**TASK PROMPT**
Set down all of the data exactly as it appears.

┌─ SUPPLIED MATERIAL

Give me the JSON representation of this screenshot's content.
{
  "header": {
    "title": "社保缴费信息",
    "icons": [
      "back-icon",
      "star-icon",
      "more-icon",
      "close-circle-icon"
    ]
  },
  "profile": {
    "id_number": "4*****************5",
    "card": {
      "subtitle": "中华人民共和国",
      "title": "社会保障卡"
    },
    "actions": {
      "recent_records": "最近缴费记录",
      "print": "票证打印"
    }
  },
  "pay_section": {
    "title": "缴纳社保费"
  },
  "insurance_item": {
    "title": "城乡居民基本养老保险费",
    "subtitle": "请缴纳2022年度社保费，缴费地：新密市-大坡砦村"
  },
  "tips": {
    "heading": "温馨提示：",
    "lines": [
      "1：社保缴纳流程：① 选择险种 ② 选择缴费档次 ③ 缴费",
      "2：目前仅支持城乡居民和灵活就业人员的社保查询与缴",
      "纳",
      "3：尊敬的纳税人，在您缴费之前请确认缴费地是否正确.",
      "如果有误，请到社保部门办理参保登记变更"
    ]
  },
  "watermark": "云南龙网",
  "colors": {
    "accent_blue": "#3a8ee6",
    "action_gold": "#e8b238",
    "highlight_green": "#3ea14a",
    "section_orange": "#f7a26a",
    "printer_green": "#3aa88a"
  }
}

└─

**ANSWER BOX**
Give me the JSON representation of this screenshot's content.
{
  "header": {
    "title": "社保缴费信息",
    "icons": [
      "back-icon",
      "star-icon",
      "more-icon",
      "close-circle-icon"
    ]
  },
  "profile": {
    "id_number": "4*****************5",
    "card": {
      "subtitle": "中华人民共和国",
      "title": "社会保障卡"
    },
    "actions": {
      "recent_records": "最近缴费记录",
      "print": "票证打印"
    }
  },
  "pay_section": {
    "title": "缴纳社保费"
  },
  "insurance_item": {
    "title": "城乡居民基本养老保险费",
    "subtitle": "请缴纳2022年度社保费，缴费地：新密市-大坡砦村"
  },
  "tips": {
    "heading": "温馨提示：",
    "lines": [
      "1：社保缴纳流程：① 选择险种 ② 选择缴费档次 ③ 缴费",
      "2：目前仅支持城乡居民和灵活就业人员的社保查询与缴",
      "纳",
      "3：尊敬的纳税人，在您缴费之前请确认缴费地是否正确.",
      "如果有误，请到社保部门办理参保登记变更"
    ]
  },
  "watermark": "云南龙网",
  "colors": {
    "accent_blue": "#3a8ee6",
    "action_gold": "#e8b238",
    "highlight_green": "#3ea14a",
    "section_orange": "#f7a26a",
    "printer_green": "#3aa88a"
  }
}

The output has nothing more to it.